In the last 26 years, 244 women have died under violent circumstances in Ireland. This is not a localised phenomenon. Women across the globe are scared to be seen alone, not just at night but at any time of the day. We carry our keys in our hands, put earphones in with no music and pretend to have a phone call with our friend so we won’t be approached.
We can do everything right. We can stay in well-lit areas and walk in groups. We can cover up and wear runners. That still will not deter the catcalling or the groping. It won’t deter the spiking or the rotten harassment on social media.
The fact of the matter is this should not be something that happens. This should not be something that women experience. This should not be something that men think is ok.
What needs to happen is conversation. We need to start calling out the behaviour of men instead of being a silent bystanders. We need to have conversations with male friends about the violence we experience. Men need to have conversations with each other and discuss how they present themselves to women and how it could be perceived as predatory.
The conversation starts at home. If we can talk about it with our friends, they can tell theirs. We need the domino effect to take hold. We need men to be held accountable for their actions, no matter how uncomfortable it makes them. Guaranteed, their discomfort will not be anything on the same level as what women feel each day.
We can’t expect this to change overnight. I know it won’t. Half of the process is beginning the conversation. The rest comes later. The rest is standing up and using our voices, calling out the threatening behaviour, actively learning from missteps of the past.
We cannot continue to let the women of today be preyed upon by men. I don’t want my future daughter to have the same experiences of groping and catcalling that I have had. I don’t want to have the same dread in the pit of my stomach that my mother has for me whenever I’m out at night.
I am sick and tired of living in fear. I am sick and tired of asking my male friends to walk me home. I am sick and tired of going out of my way on the way home just to stay safe. I want to be able to feel safe walking to meet my friends. That’s all I want for myself and every other woman who lives on this planet. That’s all any woman wants.

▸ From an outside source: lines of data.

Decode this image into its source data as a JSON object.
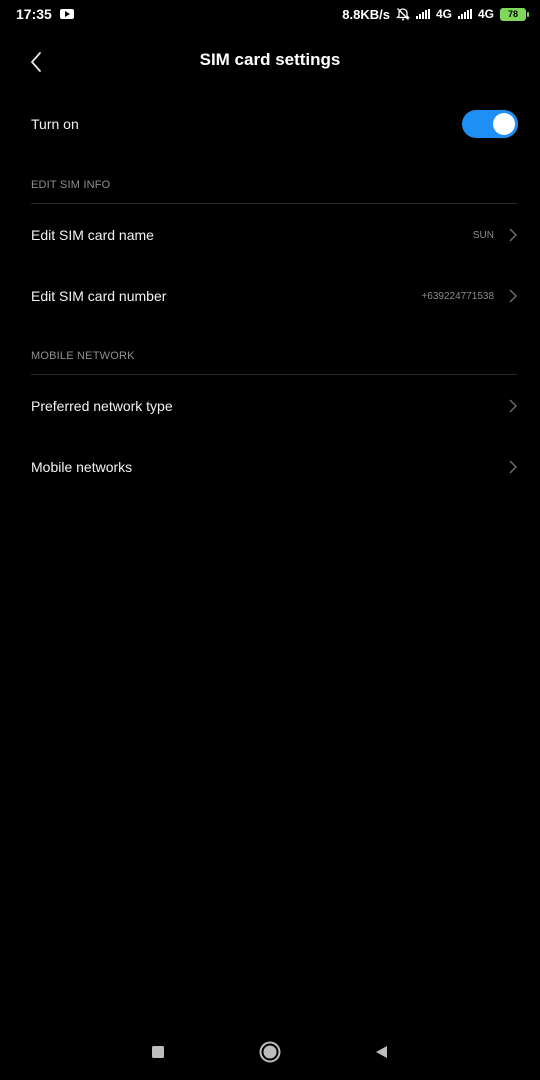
{
  "status_bar": {
    "time": "17:35",
    "net_speed": "8.8KB/s",
    "sim1_network": "4G",
    "sim2_network": "4G",
    "battery_level": "78",
    "battery_color": "#7fd85a"
  },
  "header": {
    "title": "SIM card settings"
  },
  "turn_on": {
    "label": "Turn on",
    "enabled": true,
    "accent_color": "#1e8ff5"
  },
  "sections": {
    "edit_sim_info": {
      "title": "EDIT SIM INFO",
      "items": [
        {
          "label": "Edit SIM card name",
          "value": "SUN"
        },
        {
          "label": "Edit SIM card number",
          "value": "+639224771538"
        }
      ]
    },
    "mobile_network": {
      "title": "MOBILE NETWORK",
      "items": [
        {
          "label": "Preferred network type"
        },
        {
          "label": "Mobile networks"
        }
      ]
    }
  },
  "nav_bar": {
    "recent_icon": "square-icon",
    "home_icon": "circle-icon",
    "back_icon": "triangle-back-icon"
  }
}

We want to get home in one piece, without shaky hands or tear-stained cheeks. We want to feel comfortable leaving our friends to head off home. We want to be able to live our lives without the fear of being beaten to death in broad daylight.
Ashling Murphy’s tragic murder has got to be the watershed moment in the fight for the safety of women in this country. We cannot let this go on any longer, enough is enough.
We will not be quiet. We will not be silenced, and we certainly will not shut up.